I’ll try lo improve on that bootstrap expression I believe our destiny is in our own hands. Pure goodness doesn't come naturally lo most of us People ought to act better than they feel like acting. They should be kinder than they feel like being, more honest than their natural tendency lo lie might lead them to be. People should grab less for themselves than their acquisitive instincts urge them lo grab. They should eat, drink and satisfy themselves sexually less often than their appetites for those things demand.
I arri not a religious person, but I believe that religion sometimes helps people be better than they might be without it. I regret that they feel religion is necessary for them to support their goodness but if it helps, I don’t knock it. I wish they were moral and ethical because their brains lead them to believe it's the best way to behave, but if belief
in some other-worldly power helps them live better lives, that’s preferable to not living a good life

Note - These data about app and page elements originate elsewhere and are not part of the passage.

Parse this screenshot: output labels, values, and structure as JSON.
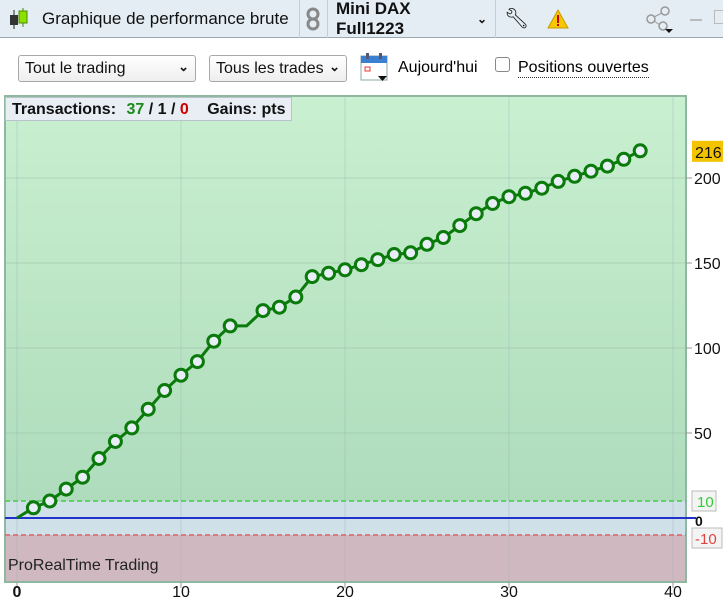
{
  "window": {
    "title": "Graphique de performance brute",
    "instrument": "Mini DAX Full1223",
    "icons": [
      "candlestick-icon",
      "link-icon",
      "wrench-icon",
      "warning-icon",
      "share-icon",
      "minimize-icon",
      "maximize-icon"
    ]
  },
  "toolbar": {
    "period_select": "Tout le trading",
    "trades_select": "Tous les trades",
    "today_label": "Aujourd'hui",
    "open_positions_label": "Positions ouvertes",
    "open_positions_checked": false
  },
  "info": {
    "label": "Transactions:",
    "wins": "37",
    "neutral": "1",
    "losses": "0",
    "gains_label": "Gains: pts"
  },
  "watermark": "ProRealTime Trading",
  "colors": {
    "line": "#0a7a0a",
    "zero_line": "#2233cc",
    "upper_band": "#44cc44",
    "lower_band": "#e06060",
    "last_value_bg": "#f4c300"
  },
  "chart_data": {
    "type": "line",
    "x": [
      0,
      1,
      2,
      3,
      4,
      5,
      6,
      7,
      8,
      9,
      10,
      11,
      12,
      13,
      14,
      15,
      16,
      17,
      18,
      19,
      20,
      21,
      22,
      23,
      24,
      25,
      26,
      27,
      28,
      29,
      30,
      31,
      32,
      33,
      34,
      35,
      36,
      37,
      38
    ],
    "y": [
      0,
      6,
      10,
      17,
      24,
      35,
      45,
      53,
      64,
      75,
      84,
      92,
      104,
      113,
      113,
      122,
      124,
      130,
      142,
      144,
      146,
      149,
      152,
      155,
      156,
      161,
      165,
      172,
      179,
      185,
      189,
      191,
      194,
      198,
      201,
      204,
      207,
      211,
      216
    ],
    "xlim": [
      0,
      40.5
    ],
    "ylim": [
      -45,
      240
    ],
    "xticks": [
      "0",
      "10",
      "20",
      "30",
      "40"
    ],
    "yticks": [
      "50",
      "100",
      "150",
      "200"
    ],
    "last_value": "216",
    "bands": {
      "upper": "10",
      "zero": "0",
      "lower": "-10"
    },
    "grid": true
  }
}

Religion very often isn’t strong enough to overcome the evil forces that lurk in all of us. it’s why Catholics have confession. As I watched William Kennedy Smith confess to sex in the sand with a stranger, I picked up the morning paper and there was a huge picture of him on his knees in St. Edward’s Roman Catholic Church in Palm Beach, praying.
No one knows whether he was praying for victory in his trial or praying that God would help him control his sexual desire next time he met an attractive woman. Willie should get up off his knees and lift himself by his own bootstraps.
I wouldn’t suggest censoring the
new wave of openly displayed sex and verbal vulgarity in the movies but I dislike all but the few examples of it that are artistically honest. I appreciate the freedom artists have to say what they wish to say, but the makers of motion pictures and television shows have an obligation to help us be our best, not our worst. I’m not looking for propaganda, just a little decency once in a while. Bill Cosby’s show has some.
instead, producers take advantage of the First Amendment, not because they have anything important to say with their free speech but to make money.
News organizations bear a responsibility to help us be our best by telling us what is important for us to know instead of turning news into entertainment by featuring the junk we'd often prefer to hear.
Legitimate newspapers have an obligation not to turn themselves into imitations of the junk press displayed in supermarkets because the information that newspapers give us enters into our judgment of how to proceed with our lives.
This is as true of television news as it is for newspapers. CBS News began several of its “Evening News" broadcasts with stories of the William Kennedy Smith rape trial in Palm Beach. We were all interested. We were voyeurs, bul a responsible news organization does not play the graphically explicit details of a sexual encounter by the nephew of a senator from a famous family ahead of the demise of the Soviet Union, one of the single most important stories of the century, or even ahead of the story of the release of hostage Terry Anderson.
If Dan Rather is, as the credits say he is, “Managing Editor’’ of the “CBS Evening News, “ he should be ashamed of himself. He's too good a newsman for that. lf he objected but was overruled by the producer, then he should consider other options because he's got a bootstrap problem of his,own.
Andy Roomy is a syndicated columnist , with the Tribune Media Services.